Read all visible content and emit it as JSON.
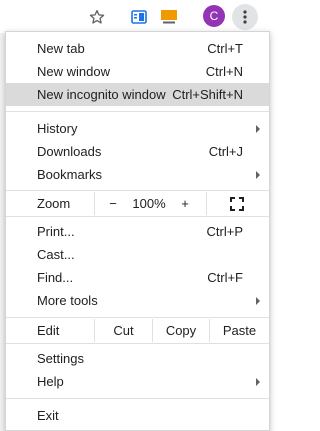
{
  "toolbar": {
    "avatar_letter": "C",
    "icons": [
      "star-icon",
      "extension-icon",
      "extension-icon",
      "more-vert-icon"
    ],
    "colors": {
      "avatar": "#9334b4",
      "extension_blue": "#1a73e8",
      "extension_orange": "#f29900"
    }
  },
  "menu": {
    "new_tab": {
      "label": "New tab",
      "shortcut": "Ctrl+T"
    },
    "new_window": {
      "label": "New window",
      "shortcut": "Ctrl+N"
    },
    "new_incognito": {
      "label": "New incognito window",
      "shortcut": "Ctrl+Shift+N"
    },
    "history": {
      "label": "History"
    },
    "downloads": {
      "label": "Downloads",
      "shortcut": "Ctrl+J"
    },
    "bookmarks": {
      "label": "Bookmarks"
    },
    "zoom": {
      "label": "Zoom",
      "minus": "−",
      "level": "100%",
      "plus": "+"
    },
    "print": {
      "label": "Print...",
      "shortcut": "Ctrl+P"
    },
    "cast": {
      "label": "Cast..."
    },
    "find": {
      "label": "Find...",
      "shortcut": "Ctrl+F"
    },
    "more_tools": {
      "label": "More tools"
    },
    "edit": {
      "label": "Edit",
      "cut": "Cut",
      "copy": "Copy",
      "paste": "Paste"
    },
    "settings": {
      "label": "Settings"
    },
    "help": {
      "label": "Help"
    },
    "exit": {
      "label": "Exit"
    }
  }
}
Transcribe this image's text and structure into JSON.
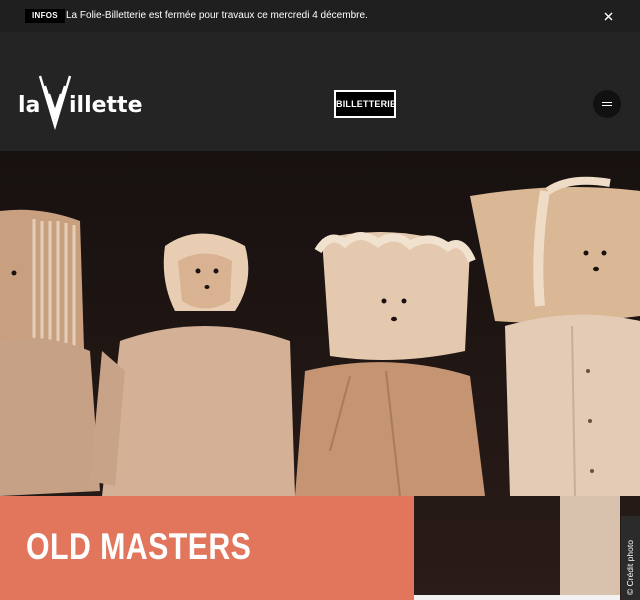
{
  "info_bar": {
    "badge": "INFOS",
    "message": "La Folie-Billetterie est fermée pour travaux ce mercredi 4 décembre."
  },
  "header": {
    "logo_text": "laVillette",
    "billetterie_label": "BILLETTERIE"
  },
  "hero": {
    "title": "OLD MASTERS",
    "credit": "© Crédit photo"
  },
  "colors": {
    "background": "#1f1f1f",
    "header": "#242424",
    "accent": "#e2765d",
    "hero_bg": "#1c1412"
  },
  "icons": [
    "close-icon",
    "menu-icon"
  ]
}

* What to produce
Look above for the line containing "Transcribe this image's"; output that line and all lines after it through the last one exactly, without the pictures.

* Solved exercise
Transcribe this image's text and structure into JSON.
{
  "info_bar": {
    "badge": "INFOS",
    "message": "La Folie-Billetterie est fermée pour travaux ce mercredi 4 décembre."
  },
  "header": {
    "logo_text": "laVillette",
    "billetterie_label": "BILLETTERIE"
  },
  "hero": {
    "title": "OLD MASTERS",
    "credit": "© Crédit photo"
  },
  "colors": {
    "background": "#1f1f1f",
    "header": "#242424",
    "accent": "#e2765d",
    "hero_bg": "#1c1412"
  },
  "icons": [
    "close-icon",
    "menu-icon"
  ]
}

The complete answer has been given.